Jerry Mulvenna was working on a message switching and processing system for the Navy when he was hired by the National Bureau of Standards (NBS) in 1980. One of his first jobs was contributing to the development of the OSI messaging protocol, X.400. In March of ’81 Mulvenna attended the first meeting on X.400 by the International Telegraph and Telephone Consultative Committee (CCITT) held in The Hague. This was a continuation of work on X.400 which had originated in the International Federation for Information Processing (IFIP).
As NBS began to promote the adoption of OSI standards to ensure compatibility between government agencies acquiring networking and internetworking products, Mulvenna helped to organize NBS sponsored OSI implementors workshops. These were meetings of industry representatives with NBS to establish agreements on implementations of OSI compliant products.

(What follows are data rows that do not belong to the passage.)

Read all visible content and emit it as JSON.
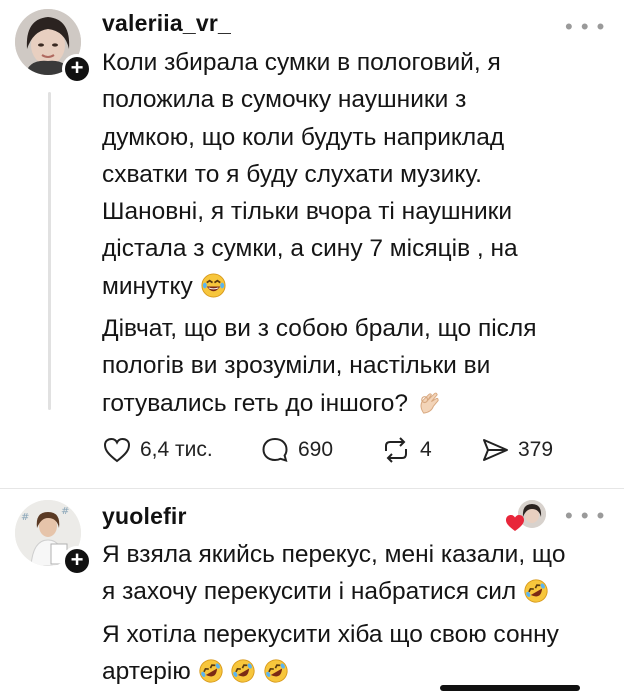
{
  "post": {
    "username": "valeriia_vr_",
    "lines": [
      "Коли збирала сумки в пологовий, я",
      "положила в сумочку наушники з",
      "думкою, що коли будуть наприклад",
      "схватки то  я буду слухати музику.",
      "Шановні, я тільки вчора ті наушники",
      "дістала з сумки, а сину 7 місяців , на",
      "минутку",
      "Дівчат, що ви з собою брали, що після",
      "пологів ви зрозуміли, настільки ви",
      "готувались геть до іншого?"
    ],
    "likes": "6,4 тис.",
    "comments": "690",
    "reposts": "4",
    "shares": "379"
  },
  "reply": {
    "username": "yuolefir",
    "lines": [
      "Я взяла якийсь перекус, мені казали, що",
      "я захочу перекусити і набратися сил",
      "Я хотіла перекусити хіба що свою сонну",
      "артерію"
    ]
  },
  "icons": {
    "more": "more-dots-icon",
    "like": "heart-icon",
    "comment": "speech-bubble-icon",
    "repost": "repost-icon",
    "share": "send-icon",
    "laugh_emoji": "laughing-emoji-icon",
    "rofl_emoji": "rolling-on-floor-laughing-emoji-icon",
    "ok_hand_emoji": "ok-hand-emoji-icon"
  },
  "more_label": "• • •",
  "plus_label": "+"
}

When John Heafner left NBS, Mulvenna took over management of OSINET and GOSIP. OSINET was the NBS project in which vendors could install and test their products on an OSI compliant network. The Government OSI Profile (GOSIP) specified a series of OSI implementation agreements as the basis for federal OSI standards, which eventually led to a Federal Information Processing Standard.

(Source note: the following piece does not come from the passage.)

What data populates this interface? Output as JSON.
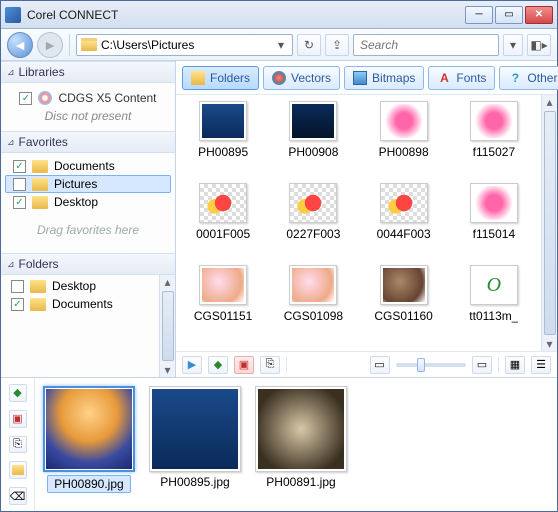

In this interview Mulvenna describes the early attempts NBS made to promote its version of the X.400 messaging protocol and the challenges of working in the CCITT with proponents of other versions, specifically around the issue of syntax. He also gives a detailed description of OSINET. Readers interested in the history of the federal government and OSI should also read the interviews of James White, John Heafner and Robert Rosenthal.
Keywords: OSI, X.400, Government OSI Profile (GOSIP), OSINET, National Bureau of Standards (NBS)